A face recognition technology used at the Super Bowl to identify criminals will now be taken to Africa to assist in reducing voter fraud in Uganda.
Littleton, Mass.-based Viisage Technology Inc. has been awarded a contract to provide a face recognition system for the Electoral Commission of Uganda in support of its national elections. The technology developed initially at the Massachusetts Institute of Technology’s Media Lab will be used to help eliminate voter fraud.
“Our technology will ensure that people register to vote only one time,” said Tom Colatosti, Viisage’s president and chief executive officer.
The technology takes about a second to grab an image and match it against a database of facial images. Viisage’s software translates the characteristics of a face into a unique set of numbers, which is referred to as the “eigenface.” The eigenface is used by both identification and verification systems for face comparisons.
In the Uganda voter project, Viisage’s Face Explorer software will help acquire voter images to build a database, Colatosti said.

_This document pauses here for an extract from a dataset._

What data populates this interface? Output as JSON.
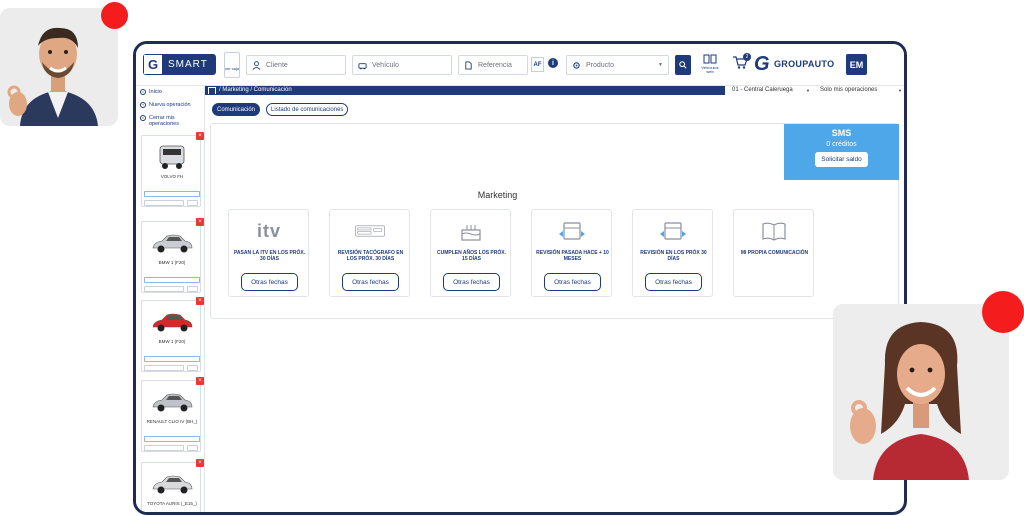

The technology will not be ready for Uganda’s presidential elections on March 7, but it is expected to be operational for the country’s parliamentary elections in June, he said.
The same product was used for surveillance purposes during late January at the Super Bowl, the championship of U.S. professional football attended by thousands of people. Local, state and federal law enforcement provided images of known criminals. Digital cameras were posted at each of the turnstiles at Raymond James Stadium in Tampa, Florida and officials matched game attendees images against the database.
Nineteen people were matched against the database. No one was arrested as it was viewed as an exercise by law enforcement.
There are five basic applications for the face recognition software, Colatosti said. The applications are surveillance, identity fraud, physical access control such as for building, point-of-sale situations, such as using an automated teller machine, and logging onto a PC.
The technology already is installed at about 70 casinos worldwide to identify people who have been barred from being in particular gaming facilities. The state of Wisconsin’s correctional facilities use face recognition software to allow guards access to different parts of buildings without having to carry keys. The Illinois State Police have access to 7 million state residents from the department of motor vehicles to assist with background checks.
Some uses of face recognition software, including at the Super Bowl, have raised privacy concerns and Colatosti has said publicly that the software should be used responsibly. Electronic Privacy Information Center Executive Director Marc Rotenberg called the technology “Orwell on stilts,” referring to author George Orwell and his famous book 1984 in which “Big Brother” watches over everyone.
Use of the technology at the Super Bowl crossed the privacy line, Rotenberg said, and the software leads to a loss of control and identity.
“It is one thing to have a camera to detect illegal activity in places like casinos,” Rotenberg said. “But in this case, cameras are being used for identification. I think this type of identification is very problematic. I think it is not a very good invention to export to Africa.”